### The problem
Find every line in the records below that holds the word "handle" and copy it.

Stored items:

————————

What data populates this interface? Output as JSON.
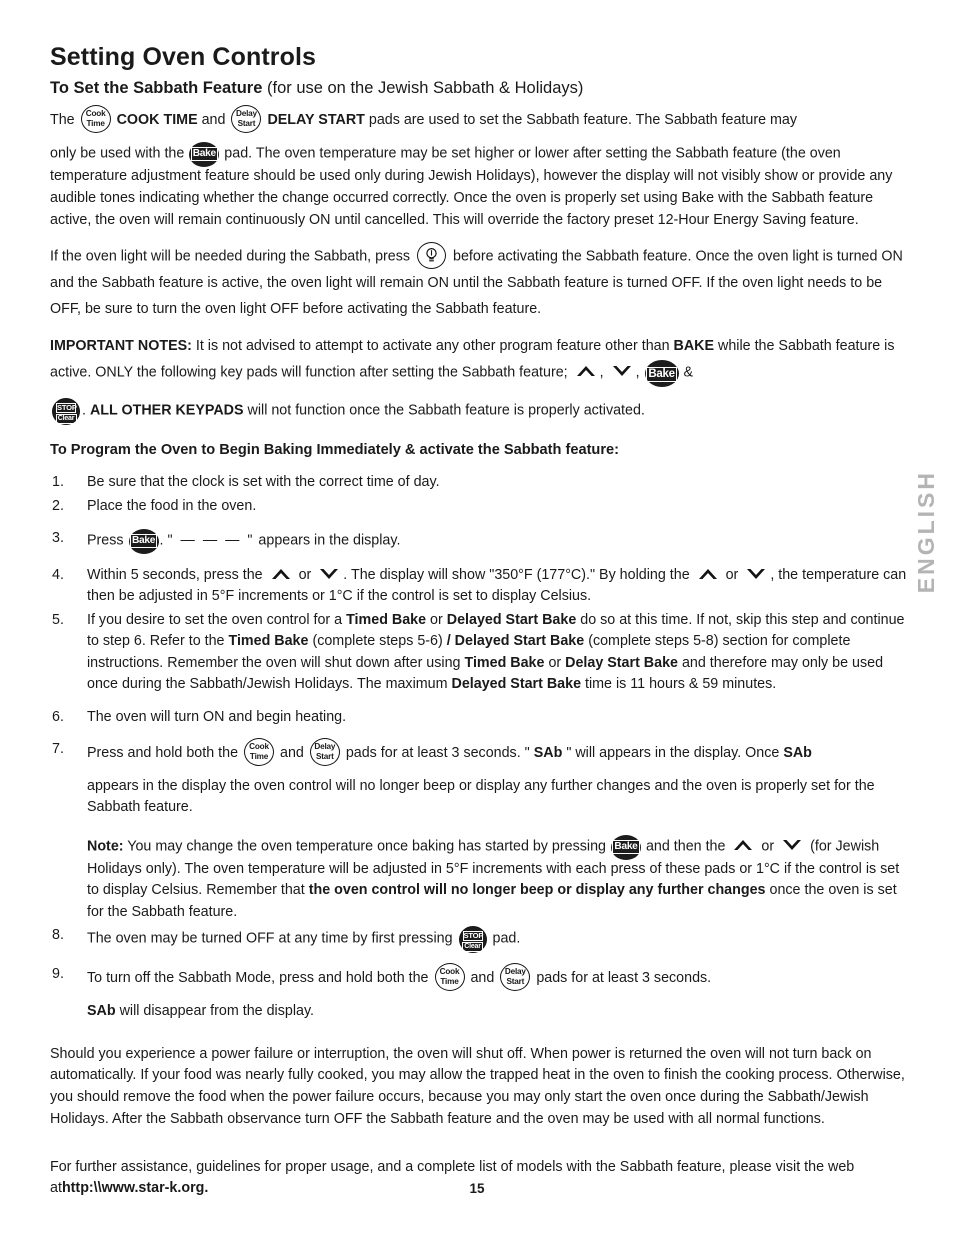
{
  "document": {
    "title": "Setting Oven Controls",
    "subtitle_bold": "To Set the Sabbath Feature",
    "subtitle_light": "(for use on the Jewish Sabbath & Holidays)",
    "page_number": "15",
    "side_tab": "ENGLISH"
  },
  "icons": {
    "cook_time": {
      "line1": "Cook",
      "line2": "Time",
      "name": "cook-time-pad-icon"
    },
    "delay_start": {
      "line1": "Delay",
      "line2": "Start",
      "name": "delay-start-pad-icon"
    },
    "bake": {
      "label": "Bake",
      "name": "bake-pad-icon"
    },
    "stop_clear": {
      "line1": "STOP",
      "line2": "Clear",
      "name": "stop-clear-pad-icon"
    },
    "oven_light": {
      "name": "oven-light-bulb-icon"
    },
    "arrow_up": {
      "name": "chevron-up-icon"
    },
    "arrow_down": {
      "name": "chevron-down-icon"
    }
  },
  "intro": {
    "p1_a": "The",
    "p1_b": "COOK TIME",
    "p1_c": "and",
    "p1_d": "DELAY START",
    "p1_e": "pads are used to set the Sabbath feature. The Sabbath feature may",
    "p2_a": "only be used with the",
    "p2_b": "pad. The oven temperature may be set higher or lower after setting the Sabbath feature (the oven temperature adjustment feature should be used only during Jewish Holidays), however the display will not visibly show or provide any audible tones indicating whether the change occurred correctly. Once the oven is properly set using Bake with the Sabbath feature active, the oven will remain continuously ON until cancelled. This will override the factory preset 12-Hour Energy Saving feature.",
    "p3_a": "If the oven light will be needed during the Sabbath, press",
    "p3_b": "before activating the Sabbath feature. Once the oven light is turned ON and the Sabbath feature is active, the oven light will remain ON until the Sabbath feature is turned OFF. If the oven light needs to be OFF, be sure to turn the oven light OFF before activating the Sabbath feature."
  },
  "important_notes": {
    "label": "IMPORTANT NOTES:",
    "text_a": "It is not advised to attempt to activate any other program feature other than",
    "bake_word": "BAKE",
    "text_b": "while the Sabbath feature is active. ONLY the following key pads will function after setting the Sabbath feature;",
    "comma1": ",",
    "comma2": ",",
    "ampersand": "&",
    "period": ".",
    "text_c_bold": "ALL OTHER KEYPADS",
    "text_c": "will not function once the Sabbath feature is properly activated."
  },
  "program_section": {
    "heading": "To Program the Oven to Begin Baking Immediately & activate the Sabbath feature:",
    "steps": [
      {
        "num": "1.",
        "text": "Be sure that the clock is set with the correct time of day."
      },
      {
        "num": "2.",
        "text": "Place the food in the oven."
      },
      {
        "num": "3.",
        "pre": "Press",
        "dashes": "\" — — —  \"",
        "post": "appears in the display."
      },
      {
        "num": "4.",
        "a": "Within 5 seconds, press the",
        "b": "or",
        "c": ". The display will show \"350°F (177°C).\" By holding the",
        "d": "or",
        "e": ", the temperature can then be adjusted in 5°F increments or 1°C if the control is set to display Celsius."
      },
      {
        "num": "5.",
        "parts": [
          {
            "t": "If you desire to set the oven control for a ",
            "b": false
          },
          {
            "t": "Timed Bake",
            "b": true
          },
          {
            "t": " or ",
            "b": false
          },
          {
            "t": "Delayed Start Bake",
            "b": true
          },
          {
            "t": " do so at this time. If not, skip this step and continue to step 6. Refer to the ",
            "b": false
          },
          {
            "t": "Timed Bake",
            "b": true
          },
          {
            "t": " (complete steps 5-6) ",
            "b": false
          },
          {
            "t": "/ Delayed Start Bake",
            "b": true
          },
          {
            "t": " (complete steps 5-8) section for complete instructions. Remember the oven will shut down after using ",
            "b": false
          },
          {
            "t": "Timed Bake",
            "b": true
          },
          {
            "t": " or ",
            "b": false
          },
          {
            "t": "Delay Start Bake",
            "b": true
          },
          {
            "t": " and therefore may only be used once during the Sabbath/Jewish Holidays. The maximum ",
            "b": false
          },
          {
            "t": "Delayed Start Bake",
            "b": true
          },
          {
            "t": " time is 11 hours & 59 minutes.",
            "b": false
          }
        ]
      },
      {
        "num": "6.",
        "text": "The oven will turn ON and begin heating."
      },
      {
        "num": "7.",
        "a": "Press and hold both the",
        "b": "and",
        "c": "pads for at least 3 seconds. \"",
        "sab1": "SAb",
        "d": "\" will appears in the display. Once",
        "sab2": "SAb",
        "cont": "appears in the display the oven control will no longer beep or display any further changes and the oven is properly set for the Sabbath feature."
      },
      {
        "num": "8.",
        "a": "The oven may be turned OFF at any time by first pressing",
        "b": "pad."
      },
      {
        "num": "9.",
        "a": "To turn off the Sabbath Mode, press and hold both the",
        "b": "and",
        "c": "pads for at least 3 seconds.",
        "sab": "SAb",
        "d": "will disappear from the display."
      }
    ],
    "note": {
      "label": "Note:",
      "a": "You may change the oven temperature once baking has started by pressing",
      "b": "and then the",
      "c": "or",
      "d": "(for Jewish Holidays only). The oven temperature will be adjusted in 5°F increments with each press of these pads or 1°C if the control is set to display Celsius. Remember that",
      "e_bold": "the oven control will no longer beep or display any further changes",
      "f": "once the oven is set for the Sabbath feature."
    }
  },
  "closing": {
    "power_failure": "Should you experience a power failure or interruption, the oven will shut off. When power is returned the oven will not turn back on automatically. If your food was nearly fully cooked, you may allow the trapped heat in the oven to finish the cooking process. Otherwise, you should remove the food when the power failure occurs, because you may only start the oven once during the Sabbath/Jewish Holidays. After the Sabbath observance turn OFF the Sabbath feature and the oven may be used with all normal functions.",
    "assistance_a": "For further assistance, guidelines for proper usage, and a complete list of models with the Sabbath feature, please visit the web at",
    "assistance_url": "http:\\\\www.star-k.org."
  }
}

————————

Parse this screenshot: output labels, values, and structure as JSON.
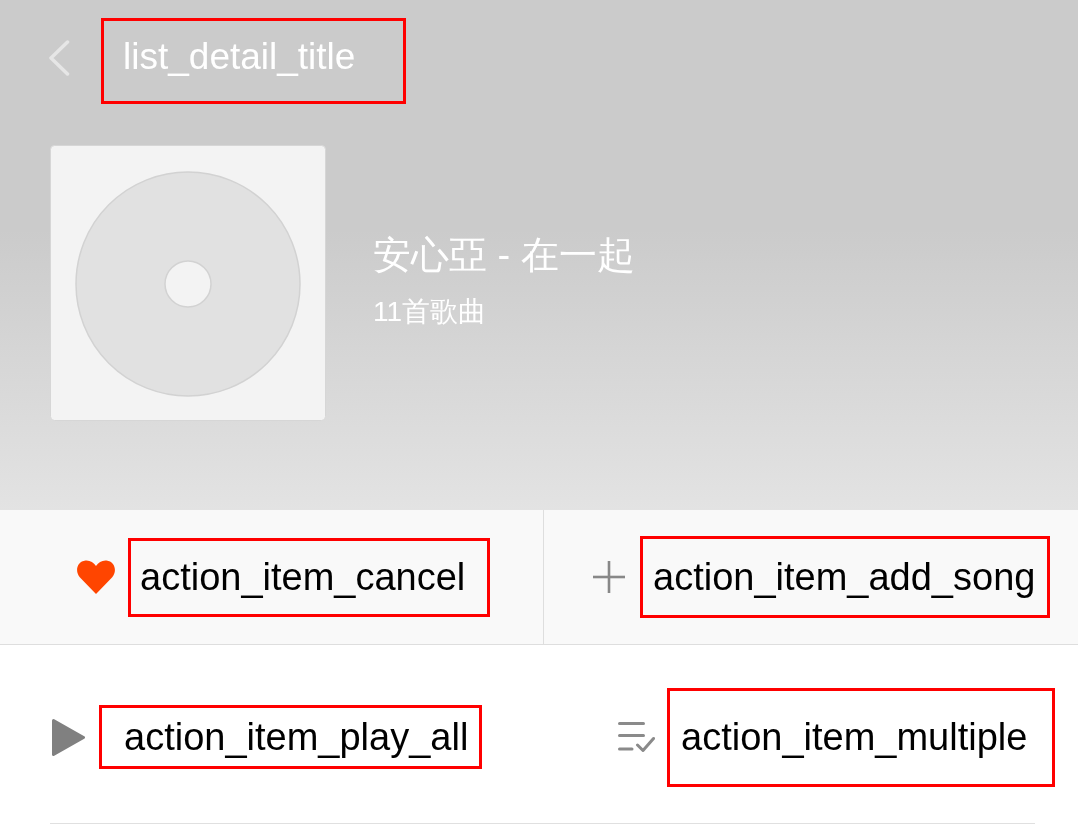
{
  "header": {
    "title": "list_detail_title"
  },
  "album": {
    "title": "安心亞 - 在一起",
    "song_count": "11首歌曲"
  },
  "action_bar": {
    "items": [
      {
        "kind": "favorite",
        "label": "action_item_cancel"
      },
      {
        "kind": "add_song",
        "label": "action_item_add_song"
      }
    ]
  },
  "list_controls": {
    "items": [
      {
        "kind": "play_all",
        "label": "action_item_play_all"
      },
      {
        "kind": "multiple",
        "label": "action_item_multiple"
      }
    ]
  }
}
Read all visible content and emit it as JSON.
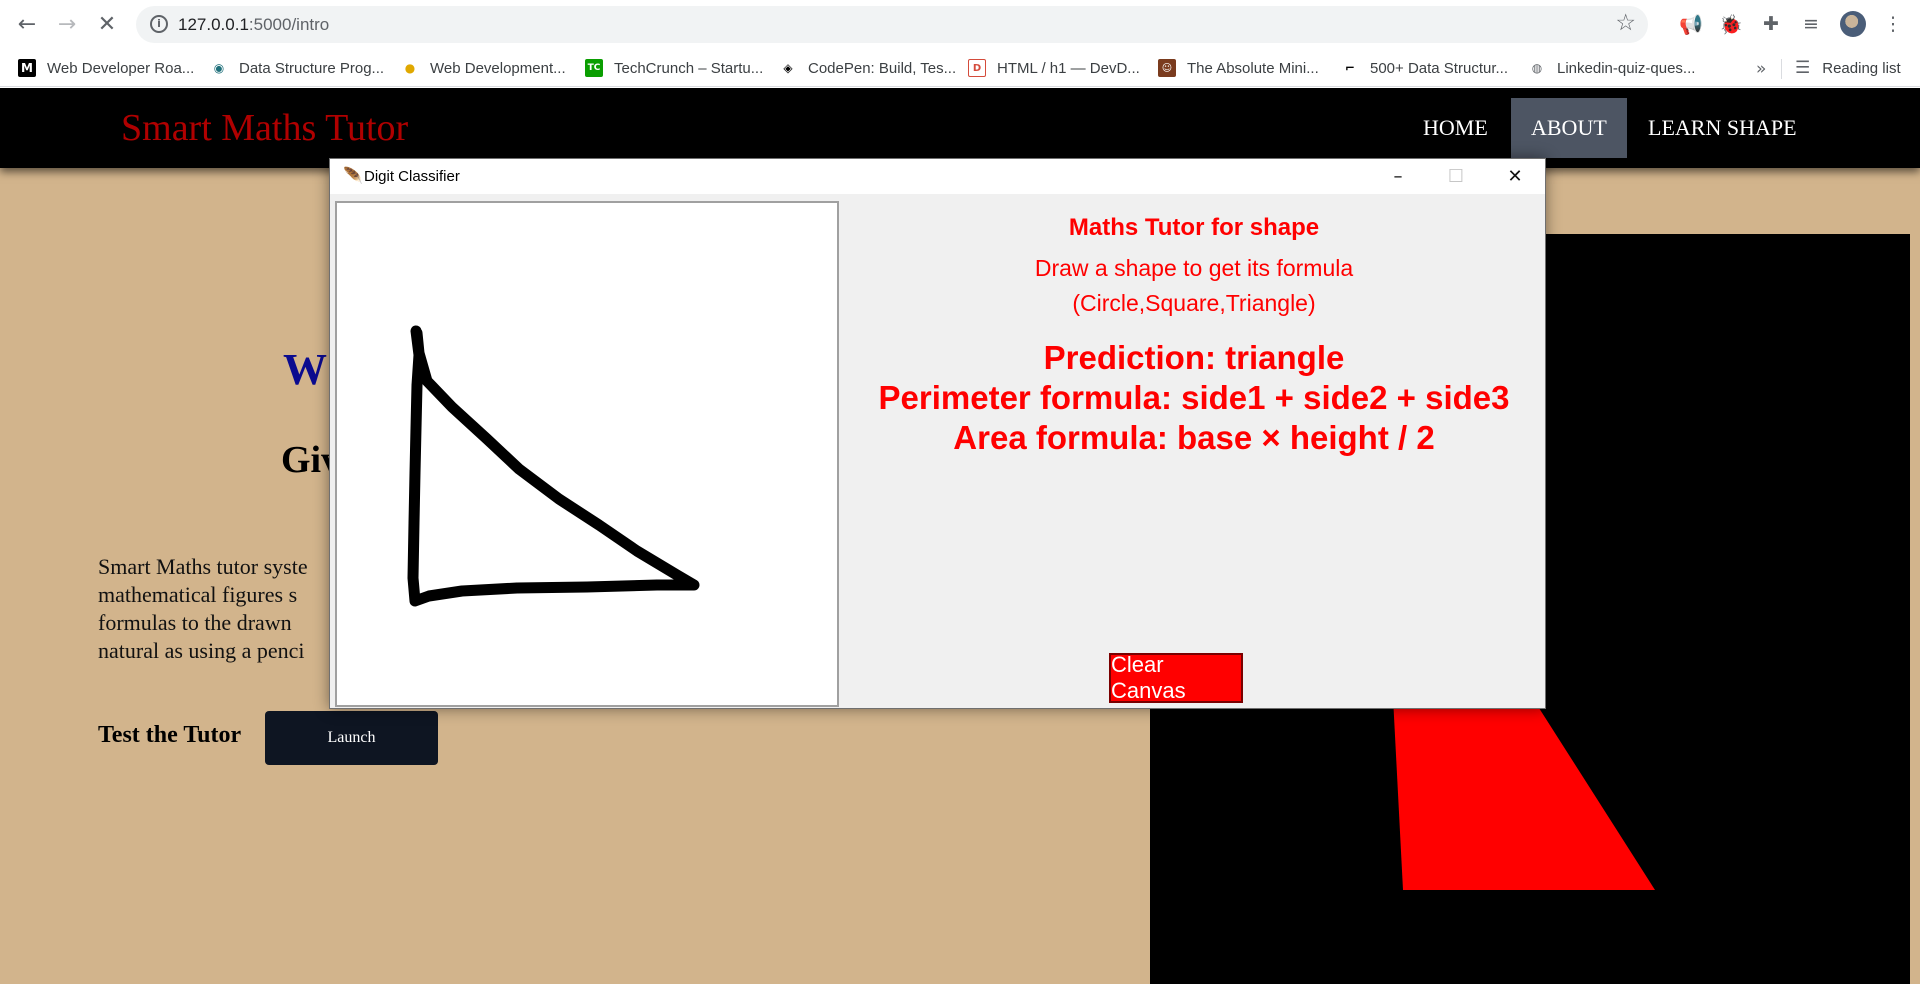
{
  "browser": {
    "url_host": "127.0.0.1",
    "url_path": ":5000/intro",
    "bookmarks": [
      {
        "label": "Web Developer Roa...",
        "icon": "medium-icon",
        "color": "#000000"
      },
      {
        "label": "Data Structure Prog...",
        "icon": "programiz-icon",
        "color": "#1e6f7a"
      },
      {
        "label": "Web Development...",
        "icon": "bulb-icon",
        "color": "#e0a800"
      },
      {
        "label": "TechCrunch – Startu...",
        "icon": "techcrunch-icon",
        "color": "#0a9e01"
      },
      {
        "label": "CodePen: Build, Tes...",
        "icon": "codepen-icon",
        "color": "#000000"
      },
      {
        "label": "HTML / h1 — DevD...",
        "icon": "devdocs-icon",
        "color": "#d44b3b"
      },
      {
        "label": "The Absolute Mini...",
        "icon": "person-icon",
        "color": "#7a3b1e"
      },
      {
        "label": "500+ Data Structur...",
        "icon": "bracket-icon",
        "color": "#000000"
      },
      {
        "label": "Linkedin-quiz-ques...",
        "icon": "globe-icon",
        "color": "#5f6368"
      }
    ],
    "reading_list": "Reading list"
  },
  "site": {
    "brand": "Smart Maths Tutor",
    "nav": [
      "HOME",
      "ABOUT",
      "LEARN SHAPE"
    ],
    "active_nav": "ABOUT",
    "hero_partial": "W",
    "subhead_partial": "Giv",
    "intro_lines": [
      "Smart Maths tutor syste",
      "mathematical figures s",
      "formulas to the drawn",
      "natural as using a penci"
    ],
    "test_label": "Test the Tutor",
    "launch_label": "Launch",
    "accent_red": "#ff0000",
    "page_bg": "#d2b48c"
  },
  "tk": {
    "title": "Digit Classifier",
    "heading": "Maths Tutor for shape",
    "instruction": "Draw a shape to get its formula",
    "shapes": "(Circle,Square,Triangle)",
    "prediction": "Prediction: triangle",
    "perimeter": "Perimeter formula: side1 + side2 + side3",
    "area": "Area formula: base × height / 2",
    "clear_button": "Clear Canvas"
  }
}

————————

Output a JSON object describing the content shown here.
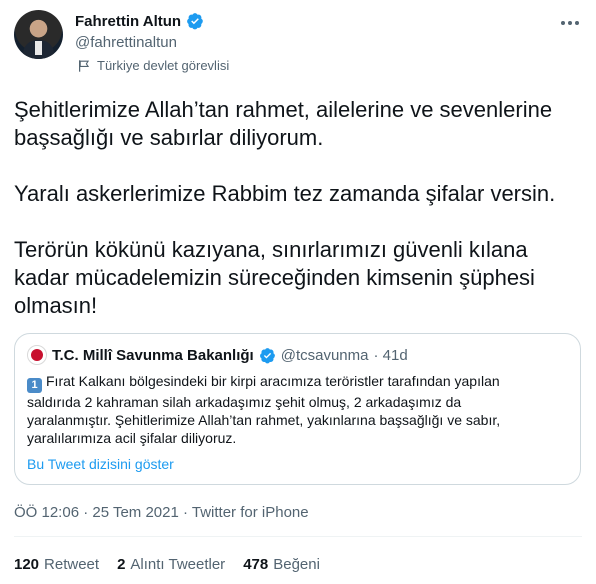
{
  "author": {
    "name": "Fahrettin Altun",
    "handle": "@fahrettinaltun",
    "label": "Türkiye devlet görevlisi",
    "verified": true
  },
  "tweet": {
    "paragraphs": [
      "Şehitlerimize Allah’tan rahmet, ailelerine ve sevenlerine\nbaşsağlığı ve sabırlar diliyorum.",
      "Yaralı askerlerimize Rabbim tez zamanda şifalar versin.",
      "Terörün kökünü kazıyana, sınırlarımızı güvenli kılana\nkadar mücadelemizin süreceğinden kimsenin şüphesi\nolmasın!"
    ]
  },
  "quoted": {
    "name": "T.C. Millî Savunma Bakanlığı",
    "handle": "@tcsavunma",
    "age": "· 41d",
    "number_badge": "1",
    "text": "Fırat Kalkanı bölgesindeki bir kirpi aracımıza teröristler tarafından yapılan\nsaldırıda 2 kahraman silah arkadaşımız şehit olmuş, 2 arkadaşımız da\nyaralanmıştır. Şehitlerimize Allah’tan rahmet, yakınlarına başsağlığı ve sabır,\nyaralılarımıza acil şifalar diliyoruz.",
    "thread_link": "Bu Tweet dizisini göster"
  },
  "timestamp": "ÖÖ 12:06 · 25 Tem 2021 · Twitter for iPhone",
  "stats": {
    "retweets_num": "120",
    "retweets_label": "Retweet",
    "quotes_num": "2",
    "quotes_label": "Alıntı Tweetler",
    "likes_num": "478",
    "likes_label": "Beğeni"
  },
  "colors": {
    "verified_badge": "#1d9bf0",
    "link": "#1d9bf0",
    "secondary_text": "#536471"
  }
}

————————

### Response
    "handle": "@fahrettinaltun",
    "handle": "@tcsavunma",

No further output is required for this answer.